* _WHAT IS BEING ASKED_
Below are records. Return each one exactly as written.
▼
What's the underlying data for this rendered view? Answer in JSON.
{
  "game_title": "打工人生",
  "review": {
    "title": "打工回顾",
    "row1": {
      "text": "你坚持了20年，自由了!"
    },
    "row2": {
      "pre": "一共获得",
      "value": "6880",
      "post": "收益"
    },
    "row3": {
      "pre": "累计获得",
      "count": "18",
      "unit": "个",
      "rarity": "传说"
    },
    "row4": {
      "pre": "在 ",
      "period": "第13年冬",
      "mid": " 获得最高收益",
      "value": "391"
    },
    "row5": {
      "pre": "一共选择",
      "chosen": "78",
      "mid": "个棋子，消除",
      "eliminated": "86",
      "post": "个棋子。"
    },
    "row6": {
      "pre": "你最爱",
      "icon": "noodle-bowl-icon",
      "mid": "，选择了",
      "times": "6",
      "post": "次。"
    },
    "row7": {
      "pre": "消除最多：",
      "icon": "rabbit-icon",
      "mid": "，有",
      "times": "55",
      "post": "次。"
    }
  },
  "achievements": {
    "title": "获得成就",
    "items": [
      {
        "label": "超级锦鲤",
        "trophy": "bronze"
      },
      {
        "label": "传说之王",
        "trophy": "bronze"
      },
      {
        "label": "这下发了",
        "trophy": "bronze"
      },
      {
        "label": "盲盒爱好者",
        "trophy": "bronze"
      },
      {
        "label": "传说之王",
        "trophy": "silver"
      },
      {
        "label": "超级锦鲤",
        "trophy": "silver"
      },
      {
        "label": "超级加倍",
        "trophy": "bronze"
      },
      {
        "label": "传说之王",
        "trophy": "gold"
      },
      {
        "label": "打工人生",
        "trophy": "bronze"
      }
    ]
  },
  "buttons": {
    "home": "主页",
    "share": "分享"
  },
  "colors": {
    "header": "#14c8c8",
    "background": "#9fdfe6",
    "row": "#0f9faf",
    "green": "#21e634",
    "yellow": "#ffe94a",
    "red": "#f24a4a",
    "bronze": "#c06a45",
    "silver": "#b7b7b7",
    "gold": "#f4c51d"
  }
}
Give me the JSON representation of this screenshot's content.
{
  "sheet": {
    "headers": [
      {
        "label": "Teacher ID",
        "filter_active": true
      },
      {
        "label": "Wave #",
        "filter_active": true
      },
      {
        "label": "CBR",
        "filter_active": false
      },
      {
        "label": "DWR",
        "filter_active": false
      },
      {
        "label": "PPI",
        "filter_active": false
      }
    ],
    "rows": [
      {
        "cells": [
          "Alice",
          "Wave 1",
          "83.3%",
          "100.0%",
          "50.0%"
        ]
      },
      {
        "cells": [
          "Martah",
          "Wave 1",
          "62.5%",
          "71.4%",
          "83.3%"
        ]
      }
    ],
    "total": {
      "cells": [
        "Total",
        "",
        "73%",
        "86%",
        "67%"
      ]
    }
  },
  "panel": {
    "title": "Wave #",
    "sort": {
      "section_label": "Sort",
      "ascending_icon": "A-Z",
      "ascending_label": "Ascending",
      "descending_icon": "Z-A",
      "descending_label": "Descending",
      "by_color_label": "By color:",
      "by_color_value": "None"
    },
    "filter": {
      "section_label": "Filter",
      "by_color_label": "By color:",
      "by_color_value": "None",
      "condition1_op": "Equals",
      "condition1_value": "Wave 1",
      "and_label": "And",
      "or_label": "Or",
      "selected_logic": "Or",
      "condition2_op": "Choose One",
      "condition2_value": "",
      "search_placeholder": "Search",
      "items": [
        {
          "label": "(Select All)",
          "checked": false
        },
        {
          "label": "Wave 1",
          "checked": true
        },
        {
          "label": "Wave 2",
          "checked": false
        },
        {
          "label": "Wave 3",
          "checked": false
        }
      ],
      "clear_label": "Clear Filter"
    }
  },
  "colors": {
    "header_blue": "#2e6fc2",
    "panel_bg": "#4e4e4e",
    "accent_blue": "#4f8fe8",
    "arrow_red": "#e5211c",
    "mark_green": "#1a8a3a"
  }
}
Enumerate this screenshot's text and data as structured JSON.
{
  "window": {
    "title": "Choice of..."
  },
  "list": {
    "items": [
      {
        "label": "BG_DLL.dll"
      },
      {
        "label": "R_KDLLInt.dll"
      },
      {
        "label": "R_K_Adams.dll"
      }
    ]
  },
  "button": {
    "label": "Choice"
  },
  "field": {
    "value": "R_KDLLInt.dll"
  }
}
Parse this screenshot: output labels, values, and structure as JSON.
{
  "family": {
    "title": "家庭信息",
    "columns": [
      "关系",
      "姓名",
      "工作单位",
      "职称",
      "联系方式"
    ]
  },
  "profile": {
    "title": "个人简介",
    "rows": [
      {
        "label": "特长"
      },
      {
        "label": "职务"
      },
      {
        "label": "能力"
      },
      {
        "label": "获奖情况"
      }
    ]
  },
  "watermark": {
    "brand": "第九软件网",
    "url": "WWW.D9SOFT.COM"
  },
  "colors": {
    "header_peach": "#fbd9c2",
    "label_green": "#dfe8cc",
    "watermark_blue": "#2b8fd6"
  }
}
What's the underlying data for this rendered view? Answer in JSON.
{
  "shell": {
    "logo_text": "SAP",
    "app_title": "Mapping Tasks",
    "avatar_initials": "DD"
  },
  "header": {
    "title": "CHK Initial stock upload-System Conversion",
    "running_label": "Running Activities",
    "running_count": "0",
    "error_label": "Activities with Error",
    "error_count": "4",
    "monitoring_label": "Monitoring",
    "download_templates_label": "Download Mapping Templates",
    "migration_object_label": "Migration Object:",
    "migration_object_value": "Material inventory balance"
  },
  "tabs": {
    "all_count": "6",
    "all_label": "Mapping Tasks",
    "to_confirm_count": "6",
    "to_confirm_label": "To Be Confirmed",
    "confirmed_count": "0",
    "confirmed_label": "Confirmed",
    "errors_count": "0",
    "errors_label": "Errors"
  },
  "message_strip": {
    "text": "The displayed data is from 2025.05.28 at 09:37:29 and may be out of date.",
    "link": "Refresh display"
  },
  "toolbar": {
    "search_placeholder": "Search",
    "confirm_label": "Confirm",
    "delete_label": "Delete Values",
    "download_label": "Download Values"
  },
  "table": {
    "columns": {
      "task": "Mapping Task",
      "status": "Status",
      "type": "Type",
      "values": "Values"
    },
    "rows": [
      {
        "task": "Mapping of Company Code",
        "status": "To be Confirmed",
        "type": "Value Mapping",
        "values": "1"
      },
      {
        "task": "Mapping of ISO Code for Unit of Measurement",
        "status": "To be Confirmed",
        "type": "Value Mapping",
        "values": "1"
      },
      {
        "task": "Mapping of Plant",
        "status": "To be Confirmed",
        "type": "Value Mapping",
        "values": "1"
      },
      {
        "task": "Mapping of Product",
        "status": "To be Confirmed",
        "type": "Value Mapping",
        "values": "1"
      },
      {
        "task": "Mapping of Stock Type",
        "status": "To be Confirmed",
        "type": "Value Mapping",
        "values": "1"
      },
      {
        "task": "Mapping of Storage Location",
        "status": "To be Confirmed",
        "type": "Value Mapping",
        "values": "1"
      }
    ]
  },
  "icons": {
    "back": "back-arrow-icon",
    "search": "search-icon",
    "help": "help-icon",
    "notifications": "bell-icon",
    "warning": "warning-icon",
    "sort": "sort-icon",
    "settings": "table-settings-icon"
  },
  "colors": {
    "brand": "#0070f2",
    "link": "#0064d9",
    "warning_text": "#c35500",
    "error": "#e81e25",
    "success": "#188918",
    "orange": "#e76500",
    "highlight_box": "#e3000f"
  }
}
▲
* _RESULT_
What's the underlying data for this rendered view? Answer in JSON.
{
  "game_title": "打工人生",
  "review": {
    "title": "打工回顾",
    "row1": {
      "text": "你坚持了20年，自由了!"
    },
    "row2": {
      "pre": "一共获得",
      "value": "6880",
      "post": "收益"
    },
    "row3": {
      "pre": "累计获得",
      "count": "18",
      "unit": "个",
      "rarity": "传说"
    },
    "row4": {
      "pre": "在 ",
      "period": "第13年冬",
      "mid": " 获得最高收益",
      "value": "391"
    },
    "row5": {
      "pre": "一共选择",
      "chosen": "78",
      "mid": "个棋子，消除",
      "eliminated": "86",
      "post": "个棋子。"
    },
    "row6": {
      "pre": "你最爱",
      "icon": "noodle-bowl-icon",
      "mid": "，选择了",
      "times": "6",
      "post": "次。"
    },
    "row7": {
      "pre": "消除最多：",
      "icon": "rabbit-icon",
      "mid": "，有",
      "times": "55",
      "post": "次。"
    }
  },
  "achievements": {
    "title": "获得成就",
    "items": [
      {
        "label": "超级锦鲤",
        "trophy": "bronze"
      },
      {
        "label": "传说之王",
        "trophy": "bronze"
      },
      {
        "label": "这下发了",
        "trophy": "bronze"
      },
      {
        "label": "盲盒爱好者",
        "trophy": "bronze"
      },
      {
        "label": "传说之王",
        "trophy": "silver"
      },
      {
        "label": "超级锦鲤",
        "trophy": "silver"
      },
      {
        "label": "超级加倍",
        "trophy": "bronze"
      },
      {
        "label": "传说之王",
        "trophy": "gold"
      },
      {
        "label": "打工人生",
        "trophy": "bronze"
      }
    ]
  },
  "buttons": {
    "home": "主页",
    "share": "分享"
  },
  "colors": {
    "header": "#14c8c8",
    "background": "#9fdfe6",
    "row": "#0f9faf",
    "green": "#21e634",
    "yellow": "#ffe94a",
    "red": "#f24a4a",
    "bronze": "#c06a45",
    "silver": "#b7b7b7",
    "gold": "#f4c51d"
  }
}
Give me the JSON representation of this screenshot's content.
{
  "sheet": {
    "headers": [
      {
        "label": "Teacher ID",
        "filter_active": true
      },
      {
        "label": "Wave #",
        "filter_active": true
      },
      {
        "label": "CBR",
        "filter_active": false
      },
      {
        "label": "DWR",
        "filter_active": false
      },
      {
        "label": "PPI",
        "filter_active": false
      }
    ],
    "rows": [
      {
        "cells": [
          "Alice",
          "Wave 1",
          "83.3%",
          "100.0%",
          "50.0%"
        ]
      },
      {
        "cells": [
          "Martah",
          "Wave 1",
          "62.5%",
          "71.4%",
          "83.3%"
        ]
      }
    ],
    "total": {
      "cells": [
        "Total",
        "",
        "73%",
        "86%",
        "67%"
      ]
    }
  },
  "panel": {
    "title": "Wave #",
    "sort": {
      "section_label": "Sort",
      "ascending_icon": "A-Z",
      "ascending_label": "Ascending",
      "descending_icon": "Z-A",
      "descending_label": "Descending",
      "by_color_label": "By color:",
      "by_color_value": "None"
    },
    "filter": {
      "section_label": "Filter",
      "by_color_label": "By color:",
      "by_color_value": "None",
      "condition1_op": "Equals",
      "condition1_value": "Wave 1",
      "and_label": "And",
      "or_label": "Or",
      "selected_logic": "Or",
      "condition2_op": "Choose One",
      "condition2_value": "",
      "search_placeholder": "Search",
      "items": [
        {
          "label": "(Select All)",
          "checked": false
        },
        {
          "label": "Wave 1",
          "checked": true
        },
        {
          "label": "Wave 2",
          "checked": false
        },
        {
          "label": "Wave 3",
          "checked": false
        }
      ],
      "clear_label": "Clear Filter"
    }
  },
  "colors": {
    "header_blue": "#2e6fc2",
    "panel_bg": "#4e4e4e",
    "accent_blue": "#4f8fe8",
    "arrow_red": "#e5211c",
    "mark_green": "#1a8a3a"
  }
}
Enumerate this screenshot's text and data as structured JSON.
{
  "window": {
    "title": "Choice of..."
  },
  "list": {
    "items": [
      {
        "label": "BG_DLL.dll"
      },
      {
        "label": "R_KDLLInt.dll"
      },
      {
        "label": "R_K_Adams.dll"
      }
    ]
  },
  "button": {
    "label": "Choice"
  },
  "field": {
    "value": "R_KDLLInt.dll"
  }
}
Parse this screenshot: output labels, values, and structure as JSON.
{
  "family": {
    "title": "家庭信息",
    "columns": [
      "关系",
      "姓名",
      "工作单位",
      "职称",
      "联系方式"
    ]
  },
  "profile": {
    "title": "个人简介",
    "rows": [
      {
        "label": "特长"
      },
      {
        "label": "职务"
      },
      {
        "label": "能力"
      },
      {
        "label": "获奖情况"
      }
    ]
  },
  "watermark": {
    "brand": "第九软件网",
    "url": "WWW.D9SOFT.COM"
  },
  "colors": {
    "header_peach": "#fbd9c2",
    "label_green": "#dfe8cc",
    "watermark_blue": "#2b8fd6"
  }
}
What's the underlying data for this rendered view? Answer in JSON.
{
  "shell": {
    "logo_text": "SAP",
    "app_title": "Mapping Tasks",
    "avatar_initials": "DD"
  },
  "header": {
    "title": "CHK Initial stock upload-System Conversion",
    "running_label": "Running Activities",
    "running_count": "0",
    "error_label": "Activities with Error",
    "error_count": "4",
    "monitoring_label": "Monitoring",
    "download_templates_label": "Download Mapping Templates",
    "migration_object_label": "Migration Object:",
    "migration_object_value": "Material inventory balance"
  },
  "tabs": {
    "all_count": "6",
    "all_label": "Mapping Tasks",
    "to_confirm_count": "6",
    "to_confirm_label": "To Be Confirmed",
    "confirmed_count": "0",
    "confirmed_label": "Confirmed",
    "errors_count": "0",
    "errors_label": "Errors"
  },
  "message_strip": {
    "text": "The displayed data is from 2025.05.28 at 09:37:29 and may be out of date.",
    "link": "Refresh display"
  },
  "toolbar": {
    "search_placeholder": "Search",
    "confirm_label": "Confirm",
    "delete_label": "Delete Values",
    "download_label": "Download Values"
  },
  "table": {
    "columns": {
      "task": "Mapping Task",
      "status": "Status",
      "type": "Type",
      "values": "Values"
    },
    "rows": [
      {
        "task": "Mapping of Company Code",
        "status": "To be Confirmed",
        "type": "Value Mapping",
        "values": "1"
      },
      {
        "task": "Mapping of ISO Code for Unit of Measurement",
        "status": "To be Confirmed",
        "type": "Value Mapping",
        "values": "1"
      },
      {
        "task": "Mapping of Plant",
        "status": "To be Confirmed",
        "type": "Value Mapping",
        "values": "1"
      },
      {
        "task": "Mapping of Product",
        "status": "To be Confirmed",
        "type": "Value Mapping",
        "values": "1"
      },
      {
        "task": "Mapping of Stock Type",
        "status": "To be Confirmed",
        "type": "Value Mapping",
        "values": "1"
      },
      {
        "task": "Mapping of Storage Location",
        "status": "To be Confirmed",
        "type": "Value Mapping",
        "values": "1"
      }
    ]
  },
  "icons": {
    "back": "back-arrow-icon",
    "search": "search-icon",
    "help": "help-icon",
    "notifications": "bell-icon",
    "warning": "warning-icon",
    "sort": "sort-icon",
    "settings": "table-settings-icon"
  },
  "colors": {
    "brand": "#0070f2",
    "link": "#0064d9",
    "warning_text": "#c35500",
    "error": "#e81e25",
    "success": "#188918",
    "orange": "#e76500",
    "highlight_box": "#e3000f"
  }
}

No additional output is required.